The pursuit of happiness is one of the founding principles of this country, and many of the pursuits that make Americans happiest happen to be noisy.
Rueter acknowledges that, but counters with an auditory version of the “Broken Windows” theory popularized by the sociologist James Q. Wilson.
According to this theory, broken windows, graffiti and other visible signs of neglect and disorder in a neighborhood, if left unrepaired, encourage more physical and behavioral degradation. Rueter proposes as a corollay a “Broken Eardrums” theory, that noise leads to a breakdown in social equilibrium.
“Noise, I believe, is an aggressive act,” he said – one that is often compounded in a cycle of increasing aggression by both noisemakers and their victims.
In a survey conducted as part of the 2000 census, Rueter said, “noise was the top complaint of people about their neighborhoods [and] the major reason why people move.”
New York City has formed a noise-control committee, led by Arline L. Bronzaft, another speaker at last weekend’s Richmond conference, and its current and former mayors have promoted a “Silent Nights” noise-reduction program.
(Silent nights in New York – how’s that for quixotic?)
Boom cars and performance exhaust systems are manifestations of “antagonism to society” by “male adolescents of all ages” by exercising their “hypermasculinity and a desire to exert power,” Rueter said.
He cited a recent study by the U.S. Justice Department’s Office of Community Policing suggesting that drug dealers and other criminal elements cruise neighborhoods in boom cars to establish territorial rights and signal their readiness to do business.
Because boom cars are so popular in urban neighborhoods, Rueter and other members of his group are often accused of racism, “of targeting young, black, urban males. But there are plenty of white folks, Hispanics, Asian-Americans, you name it, driving around with their stereos blasting,” he said, “and plenty of low-income and minority people who are plagued by the noise.”
Noise Free America is a belated response to a society that has experienced a quantum leap in noise levels – “up sixfold in major U.S. cities in the past 15 years,” according to Rueter – and to the new fashionability of noisy products reflected in those in-your-ear advertising slogans.
After listening to Rueter and his supporters bad-mouth boom cars, I suggested that they go after an even worse set of offenders: “Buzz cars,” the ill-equipped boom cars whose owners hook 150-watt amplifiers to loudspeakers rated for only 100 watts, forcing nearby motorists and pedestrians to endure not just high volume and thumping bass but also rattling distortion.

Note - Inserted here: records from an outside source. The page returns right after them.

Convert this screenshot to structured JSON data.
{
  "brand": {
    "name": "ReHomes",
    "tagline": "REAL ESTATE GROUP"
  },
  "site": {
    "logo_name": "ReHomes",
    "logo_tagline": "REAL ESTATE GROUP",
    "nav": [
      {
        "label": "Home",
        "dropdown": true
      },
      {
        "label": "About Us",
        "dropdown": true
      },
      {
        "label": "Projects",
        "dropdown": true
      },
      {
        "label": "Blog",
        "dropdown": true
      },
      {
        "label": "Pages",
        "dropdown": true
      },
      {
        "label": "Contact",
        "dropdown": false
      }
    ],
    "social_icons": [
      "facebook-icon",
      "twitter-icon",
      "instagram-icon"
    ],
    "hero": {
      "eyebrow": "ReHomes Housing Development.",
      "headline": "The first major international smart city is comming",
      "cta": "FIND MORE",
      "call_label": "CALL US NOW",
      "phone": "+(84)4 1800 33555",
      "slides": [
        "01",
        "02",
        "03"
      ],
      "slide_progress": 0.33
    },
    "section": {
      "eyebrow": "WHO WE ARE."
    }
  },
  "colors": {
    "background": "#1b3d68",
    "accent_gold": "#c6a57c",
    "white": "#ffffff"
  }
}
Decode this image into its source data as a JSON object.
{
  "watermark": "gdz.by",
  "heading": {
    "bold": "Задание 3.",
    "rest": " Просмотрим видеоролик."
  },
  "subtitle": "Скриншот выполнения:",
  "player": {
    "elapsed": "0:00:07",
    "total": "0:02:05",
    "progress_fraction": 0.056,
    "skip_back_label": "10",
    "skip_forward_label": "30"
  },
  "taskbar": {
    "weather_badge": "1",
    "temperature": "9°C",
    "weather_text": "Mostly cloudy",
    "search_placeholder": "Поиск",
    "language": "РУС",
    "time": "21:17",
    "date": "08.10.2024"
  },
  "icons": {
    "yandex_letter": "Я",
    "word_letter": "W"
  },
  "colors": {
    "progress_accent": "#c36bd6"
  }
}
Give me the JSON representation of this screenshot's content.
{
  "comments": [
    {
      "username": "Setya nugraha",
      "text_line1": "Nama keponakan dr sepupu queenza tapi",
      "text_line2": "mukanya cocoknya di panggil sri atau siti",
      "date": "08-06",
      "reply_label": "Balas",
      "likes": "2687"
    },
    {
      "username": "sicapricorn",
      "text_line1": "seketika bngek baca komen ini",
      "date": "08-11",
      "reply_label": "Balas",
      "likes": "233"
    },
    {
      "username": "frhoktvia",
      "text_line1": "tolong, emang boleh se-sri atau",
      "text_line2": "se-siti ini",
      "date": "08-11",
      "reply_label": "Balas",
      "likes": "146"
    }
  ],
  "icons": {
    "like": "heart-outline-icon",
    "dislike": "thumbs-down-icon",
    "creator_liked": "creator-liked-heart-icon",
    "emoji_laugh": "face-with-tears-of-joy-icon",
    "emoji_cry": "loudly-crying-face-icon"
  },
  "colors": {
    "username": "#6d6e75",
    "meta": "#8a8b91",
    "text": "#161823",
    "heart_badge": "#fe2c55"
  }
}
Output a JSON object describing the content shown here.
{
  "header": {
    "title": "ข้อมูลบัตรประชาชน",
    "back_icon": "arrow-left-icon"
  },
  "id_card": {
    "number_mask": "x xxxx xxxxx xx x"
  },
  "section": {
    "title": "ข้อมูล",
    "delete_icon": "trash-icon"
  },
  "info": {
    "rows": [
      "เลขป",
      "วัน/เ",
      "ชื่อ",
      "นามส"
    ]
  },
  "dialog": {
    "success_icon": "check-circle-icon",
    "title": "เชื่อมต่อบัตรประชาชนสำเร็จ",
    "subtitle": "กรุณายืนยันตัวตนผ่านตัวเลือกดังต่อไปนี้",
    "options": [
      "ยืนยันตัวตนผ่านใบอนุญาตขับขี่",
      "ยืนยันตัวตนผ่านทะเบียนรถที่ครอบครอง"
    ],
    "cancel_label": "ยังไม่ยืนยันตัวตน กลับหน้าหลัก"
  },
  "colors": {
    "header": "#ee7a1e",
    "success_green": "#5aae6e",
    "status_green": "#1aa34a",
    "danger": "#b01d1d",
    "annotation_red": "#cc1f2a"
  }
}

These anti-noise crusaders also do not seem to have given enough thought to new and potentially more damaging noises spawned by high technology.
Synthesizers and other electronic instruments make it possible to sustain unwavering pitches, at both audible and subaudible levels, indefinitely.
This is a kind of sound not found in nature and not previously heard in music, and it psychological and physiological effects are not widely understood. It is known, though, that certain low-frequency tones that can’t be heard can cause physical reactions ranging from nausea to hemorrhage.
“We have never experienced the amount of low-frequency noise that’s all around us today,” said James Kaufmann, a pianist who performed during last weekend’s conference. “We have no idea what effect it’s having on us; but we do know that in nature low frequencies, such as the seismic rumbling before earthquakes, alarm animals that can sense them.”
Sometimes it takes noise to beat noise
Randy Throckmorton, president of the local chapter of Noise Free America, learned that lesson by living next door to a church that favored animated, highly amplified worship services.
Asking the minister and congregation to tone it down proved futile, Throckmorton recalled, and the police and courts couldn’t prohibit the free exercise of religion, however noisy.
After a careful reading of local ordinances, however, Throckmorton said he discovered that he could freely exercise the right to rev up his chainsaw every time the faithful got too spirited.
He and his neighbors soon agreed to lower the volume.